Games are only loose or tight in comparison with each other.
The payback percentage is a calculation of how much the machine expects to pay back to the player over time. For example, if a game has a 95% payback percentage, over the long run, it should pay back 95% of the money fed into it in winnings. The other 5% is the house edge, and that’s how much the casino expects to win over the long run.
Here’s the thing, though:
The payback percentage is a long-term number. It makes sense in the context of tens of thousands of spins. It takes a long time, sometimes a lifetime, before a gambler begins to get into the long run.
And in the short run, anything can happen.
The average slots player makes 600 spins per hour. If you assume that the long run STARTS to come into play at 20,000 spins—which is just an assumption we’re making as an illustration—then it would take 33 or 34 hours to start getting into the long run.
Most players probably don’t spend that much time playing slots during a particular trip.
But if you know how much time is spent playing, you can calculate a player’s expected loss. You just multiply the spins per hour by the cost per spin and then by the house edge.
Let’s say you spend 40 hours playing dollar slots on a machine with a 95% payback percentage.
You’ll probably make 24,000 spins at a dollar a spin. That’s $24,000 you put into action. The machine should pay out, over time, 95% of that in winnings.

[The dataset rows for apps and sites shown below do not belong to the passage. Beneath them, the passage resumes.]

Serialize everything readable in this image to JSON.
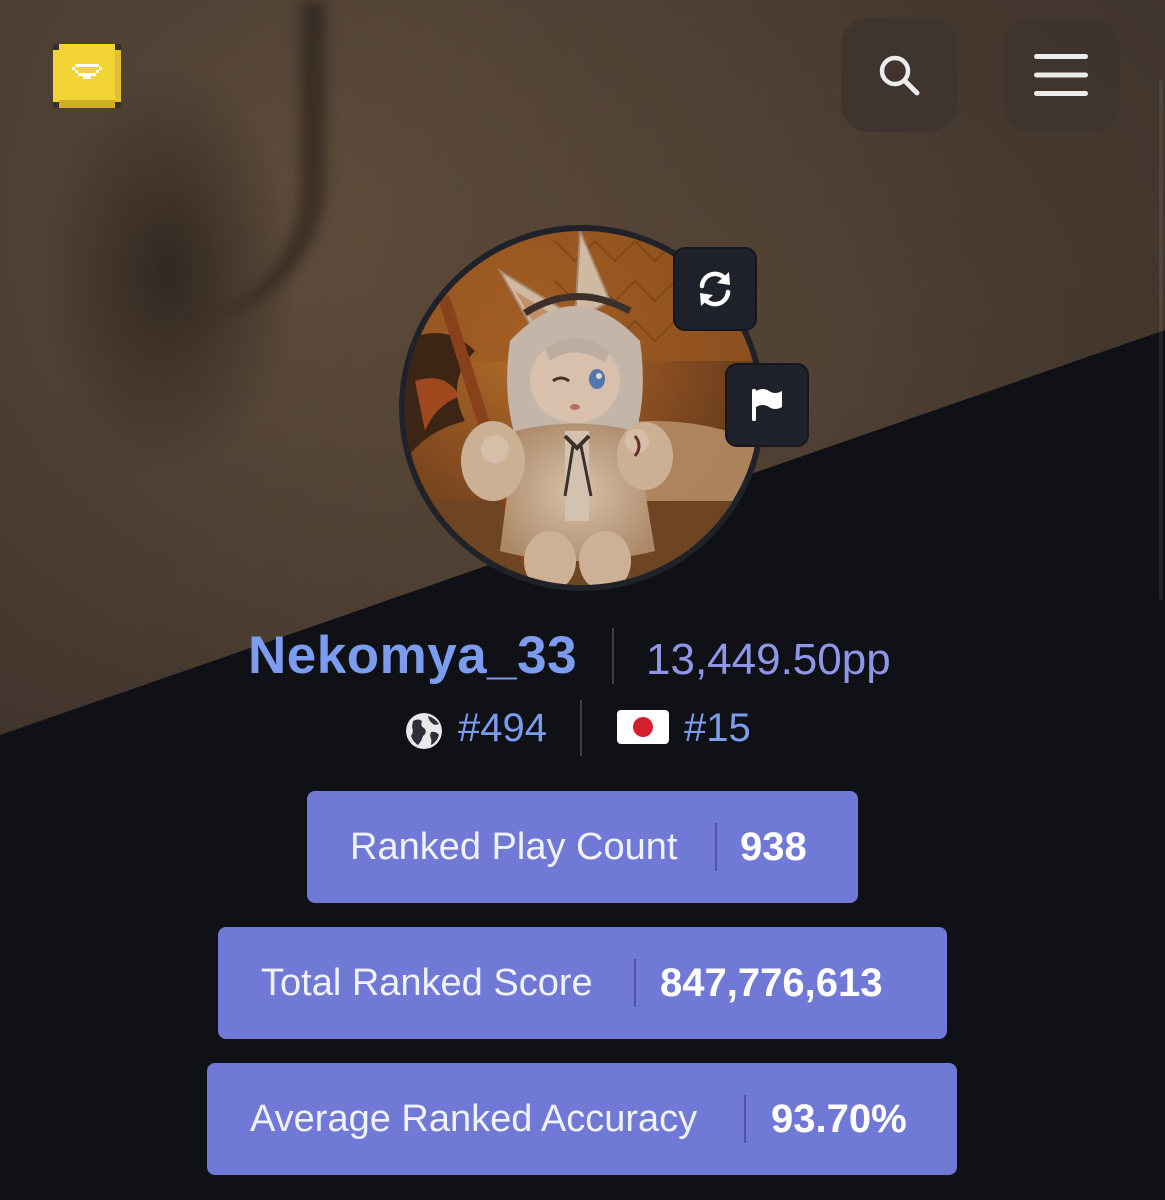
{
  "header": {
    "logo_icon": "pixel-gem-logo",
    "search_icon": "search-icon",
    "menu_icon": "hamburger-menu-icon"
  },
  "profile": {
    "avatar": "user-avatar-image",
    "username": "Nekomya_33",
    "pp": "13,449.50pp",
    "global_rank": "#494",
    "country_rank": "#15",
    "country_flag": "japan-flag",
    "actions": [
      "refresh-icon",
      "flag-icon"
    ]
  },
  "stats": [
    {
      "label": "Ranked Play Count",
      "value": "938"
    },
    {
      "label": "Total Ranked Score",
      "value": "847,776,613"
    },
    {
      "label": "Average Ranked Accuracy",
      "value": "93.70%"
    }
  ],
  "colors": {
    "accent": "#7079d6",
    "username": "#7c9cf0",
    "pp": "#8f96e8",
    "page_bg": "#0f1117",
    "logo": "#f2d437"
  }
}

That’s $22,800. Your expected loss is $1200.
The return to player is the same thing as the payback percentage. It’s just a different phrase that describes the same concept.
The house edge is just the payback percentage subtracted from 100%. That’s the amount the house expects to win over time.
And of course, in the short run, these figures are largely irrelevant. You might win big or lose really fast. Who knows?
In a sense, yes, slot machines are rigged. But not in the way that you think.
All casino games are rigged, mathematically. That doesn’t mean the house has control over any individual result or playing session. It just means that over time the payoff odds on the bets are lower than the odds of winning. That creates a mathematical edge for the casino.
But slots don’t base their results on what’s happened previously. They’re not rigged in that way.
If you have a 1 in 1000 chance of hitting a jackpot on a slot machine, and you win, the odds of winning that jackpot again on the next spin remain the same—1 in 1000. They don’t go up or down based on what kind of playing session you’ve been having.
The casinos have no need to rig their games in any other way, because the math will pay off in the long run.
Online slot machines might be legal or illegal depending on where you live. In the United States, it’s illegal at the federal level to bet on sports. It’s illegal to run an online casino without proper licensure. But it’s not, strictly speaking, specifically illegal to play a slot machine for real money on the Internet.
But individual states have their own laws. Some of them have legalized and regulated online casinos—Nevada and New Jersey are 2 examples. In those states, it’s legal to play, but only at the correct casinos.
Other states have specific laws related to online gambling. In those states, it’s flat-out illegal to play specific games, but maybe not others. The worst example we can think of is the state of Washington, where it’s a felony to play poker online for real money.
Then there are more enlightened countries like the United Kingdom, where you can play at regulated casinos as much as you want to.
The number of questions asked about slot machines is probably only limited by the number of gamblers who play slots. We’ve tried to answer the most frequently asked questions on this page. If you can think of questions we can answer on this page to make it a more comprehensive slot machines FAQ, please contact us and let us know. We’ll expand the page accordingly.